*Data for analysis*:
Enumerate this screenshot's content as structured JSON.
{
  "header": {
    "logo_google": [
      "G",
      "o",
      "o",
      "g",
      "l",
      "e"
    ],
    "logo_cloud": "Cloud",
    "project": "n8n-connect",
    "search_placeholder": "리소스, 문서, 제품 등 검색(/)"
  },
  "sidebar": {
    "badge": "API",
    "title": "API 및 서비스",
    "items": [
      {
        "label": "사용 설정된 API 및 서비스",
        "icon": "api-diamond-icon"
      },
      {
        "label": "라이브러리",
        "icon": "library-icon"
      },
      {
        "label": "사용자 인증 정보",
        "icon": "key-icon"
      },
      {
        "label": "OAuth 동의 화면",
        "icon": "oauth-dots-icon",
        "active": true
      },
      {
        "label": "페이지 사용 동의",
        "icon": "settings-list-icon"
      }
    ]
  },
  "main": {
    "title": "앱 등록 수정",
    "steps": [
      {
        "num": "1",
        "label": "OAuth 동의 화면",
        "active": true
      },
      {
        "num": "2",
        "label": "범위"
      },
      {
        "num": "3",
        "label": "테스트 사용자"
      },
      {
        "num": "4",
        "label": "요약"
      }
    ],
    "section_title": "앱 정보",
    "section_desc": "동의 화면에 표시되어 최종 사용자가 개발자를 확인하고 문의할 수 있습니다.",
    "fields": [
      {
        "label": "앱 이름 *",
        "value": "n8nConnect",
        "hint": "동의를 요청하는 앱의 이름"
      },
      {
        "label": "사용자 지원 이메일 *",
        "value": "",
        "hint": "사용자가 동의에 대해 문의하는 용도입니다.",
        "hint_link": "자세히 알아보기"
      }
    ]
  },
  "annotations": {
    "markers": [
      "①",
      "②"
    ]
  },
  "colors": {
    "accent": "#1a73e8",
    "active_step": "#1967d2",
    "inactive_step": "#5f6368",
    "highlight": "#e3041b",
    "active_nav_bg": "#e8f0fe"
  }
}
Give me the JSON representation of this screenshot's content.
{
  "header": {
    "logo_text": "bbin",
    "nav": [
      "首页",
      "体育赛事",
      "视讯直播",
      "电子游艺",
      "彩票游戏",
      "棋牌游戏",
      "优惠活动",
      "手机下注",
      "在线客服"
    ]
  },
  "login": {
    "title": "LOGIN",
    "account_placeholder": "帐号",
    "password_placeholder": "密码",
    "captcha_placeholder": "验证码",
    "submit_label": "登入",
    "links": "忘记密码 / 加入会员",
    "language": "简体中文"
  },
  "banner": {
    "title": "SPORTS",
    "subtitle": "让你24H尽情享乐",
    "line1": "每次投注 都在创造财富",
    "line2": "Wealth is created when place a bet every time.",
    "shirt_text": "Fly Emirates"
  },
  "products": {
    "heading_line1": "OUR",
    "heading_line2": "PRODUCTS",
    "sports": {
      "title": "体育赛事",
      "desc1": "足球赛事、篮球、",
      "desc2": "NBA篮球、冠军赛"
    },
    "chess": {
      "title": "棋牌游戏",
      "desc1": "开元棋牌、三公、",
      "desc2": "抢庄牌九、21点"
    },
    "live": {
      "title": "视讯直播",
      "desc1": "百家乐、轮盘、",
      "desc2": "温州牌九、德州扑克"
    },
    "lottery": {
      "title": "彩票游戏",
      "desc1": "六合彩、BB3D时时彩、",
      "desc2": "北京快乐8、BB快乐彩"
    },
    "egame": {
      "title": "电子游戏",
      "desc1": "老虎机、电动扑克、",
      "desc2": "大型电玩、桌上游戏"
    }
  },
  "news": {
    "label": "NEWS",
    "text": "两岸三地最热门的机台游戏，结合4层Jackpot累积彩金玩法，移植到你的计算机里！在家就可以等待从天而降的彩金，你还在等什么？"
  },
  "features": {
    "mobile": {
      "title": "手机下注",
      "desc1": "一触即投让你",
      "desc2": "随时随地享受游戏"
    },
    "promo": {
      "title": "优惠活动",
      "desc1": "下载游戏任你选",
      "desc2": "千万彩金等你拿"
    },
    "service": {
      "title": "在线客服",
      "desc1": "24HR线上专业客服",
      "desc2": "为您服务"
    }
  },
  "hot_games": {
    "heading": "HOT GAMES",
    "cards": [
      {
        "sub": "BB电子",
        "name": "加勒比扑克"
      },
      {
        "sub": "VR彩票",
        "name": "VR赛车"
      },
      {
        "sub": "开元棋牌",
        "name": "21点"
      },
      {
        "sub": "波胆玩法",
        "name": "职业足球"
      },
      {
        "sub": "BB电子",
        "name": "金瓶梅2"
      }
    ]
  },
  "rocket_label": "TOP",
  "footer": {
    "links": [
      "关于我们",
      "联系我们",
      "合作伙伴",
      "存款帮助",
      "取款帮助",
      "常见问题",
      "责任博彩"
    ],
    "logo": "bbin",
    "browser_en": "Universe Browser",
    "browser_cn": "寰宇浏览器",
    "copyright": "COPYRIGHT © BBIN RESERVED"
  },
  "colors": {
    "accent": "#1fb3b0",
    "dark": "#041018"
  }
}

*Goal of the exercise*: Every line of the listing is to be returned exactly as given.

*Answer box*:
Enumerate this screenshot's content as structured JSON.
{
  "header": {
    "logo_google": [
      "G",
      "o",
      "o",
      "g",
      "l",
      "e"
    ],
    "logo_cloud": "Cloud",
    "project": "n8n-connect",
    "search_placeholder": "리소스, 문서, 제품 등 검색(/)"
  },
  "sidebar": {
    "badge": "API",
    "title": "API 및 서비스",
    "items": [
      {
        "label": "사용 설정된 API 및 서비스",
        "icon": "api-diamond-icon"
      },
      {
        "label": "라이브러리",
        "icon": "library-icon"
      },
      {
        "label": "사용자 인증 정보",
        "icon": "key-icon"
      },
      {
        "label": "OAuth 동의 화면",
        "icon": "oauth-dots-icon",
        "active": true
      },
      {
        "label": "페이지 사용 동의",
        "icon": "settings-list-icon"
      }
    ]
  },
  "main": {
    "title": "앱 등록 수정",
    "steps": [
      {
        "num": "1",
        "label": "OAuth 동의 화면",
        "active": true
      },
      {
        "num": "2",
        "label": "범위"
      },
      {
        "num": "3",
        "label": "테스트 사용자"
      },
      {
        "num": "4",
        "label": "요약"
      }
    ],
    "section_title": "앱 정보",
    "section_desc": "동의 화면에 표시되어 최종 사용자가 개발자를 확인하고 문의할 수 있습니다.",
    "fields": [
      {
        "label": "앱 이름 *",
        "value": "n8nConnect",
        "hint": "동의를 요청하는 앱의 이름"
      },
      {
        "label": "사용자 지원 이메일 *",
        "value": "",
        "hint": "사용자가 동의에 대해 문의하는 용도입니다.",
        "hint_link": "자세히 알아보기"
      }
    ]
  },
  "annotations": {
    "markers": [
      "①",
      "②"
    ]
  },
  "colors": {
    "accent": "#1a73e8",
    "active_step": "#1967d2",
    "inactive_step": "#5f6368",
    "highlight": "#e3041b",
    "active_nav_bg": "#e8f0fe"
  }
}
Give me the JSON representation of this screenshot's content.
{
  "header": {
    "logo_text": "bbin",
    "nav": [
      "首页",
      "体育赛事",
      "视讯直播",
      "电子游艺",
      "彩票游戏",
      "棋牌游戏",
      "优惠活动",
      "手机下注",
      "在线客服"
    ]
  },
  "login": {
    "title": "LOGIN",
    "account_placeholder": "帐号",
    "password_placeholder": "密码",
    "captcha_placeholder": "验证码",
    "submit_label": "登入",
    "links": "忘记密码 / 加入会员",
    "language": "简体中文"
  },
  "banner": {
    "title": "SPORTS",
    "subtitle": "让你24H尽情享乐",
    "line1": "每次投注 都在创造财富",
    "line2": "Wealth is created when place a bet every time.",
    "shirt_text": "Fly Emirates"
  },
  "products": {
    "heading_line1": "OUR",
    "heading_line2": "PRODUCTS",
    "sports": {
      "title": "体育赛事",
      "desc1": "足球赛事、篮球、",
      "desc2": "NBA篮球、冠军赛"
    },
    "chess": {
      "title": "棋牌游戏",
      "desc1": "开元棋牌、三公、",
      "desc2": "抢庄牌九、21点"
    },
    "live": {
      "title": "视讯直播",
      "desc1": "百家乐、轮盘、",
      "desc2": "温州牌九、德州扑克"
    },
    "lottery": {
      "title": "彩票游戏",
      "desc1": "六合彩、BB3D时时彩、",
      "desc2": "北京快乐8、BB快乐彩"
    },
    "egame": {
      "title": "电子游戏",
      "desc1": "老虎机、电动扑克、",
      "desc2": "大型电玩、桌上游戏"
    }
  },
  "news": {
    "label": "NEWS",
    "text": "两岸三地最热门的机台游戏，结合4层Jackpot累积彩金玩法，移植到你的计算机里！在家就可以等待从天而降的彩金，你还在等什么？"
  },
  "features": {
    "mobile": {
      "title": "手机下注",
      "desc1": "一触即投让你",
      "desc2": "随时随地享受游戏"
    },
    "promo": {
      "title": "优惠活动",
      "desc1": "下载游戏任你选",
      "desc2": "千万彩金等你拿"
    },
    "service": {
      "title": "在线客服",
      "desc1": "24HR线上专业客服",
      "desc2": "为您服务"
    }
  },
  "hot_games": {
    "heading": "HOT GAMES",
    "cards": [
      {
        "sub": "BB电子",
        "name": "加勒比扑克"
      },
      {
        "sub": "VR彩票",
        "name": "VR赛车"
      },
      {
        "sub": "开元棋牌",
        "name": "21点"
      },
      {
        "sub": "波胆玩法",
        "name": "职业足球"
      },
      {
        "sub": "BB电子",
        "name": "金瓶梅2"
      }
    ]
  },
  "rocket_label": "TOP",
  "footer": {
    "links": [
      "关于我们",
      "联系我们",
      "合作伙伴",
      "存款帮助",
      "取款帮助",
      "常见问题",
      "责任博彩"
    ],
    "logo": "bbin",
    "browser_en": "Universe Browser",
    "browser_cn": "寰宇浏览器",
    "copyright": "COPYRIGHT © BBIN RESERVED"
  },
  "colors": {
    "accent": "#1fb3b0",
    "dark": "#041018"
  }
}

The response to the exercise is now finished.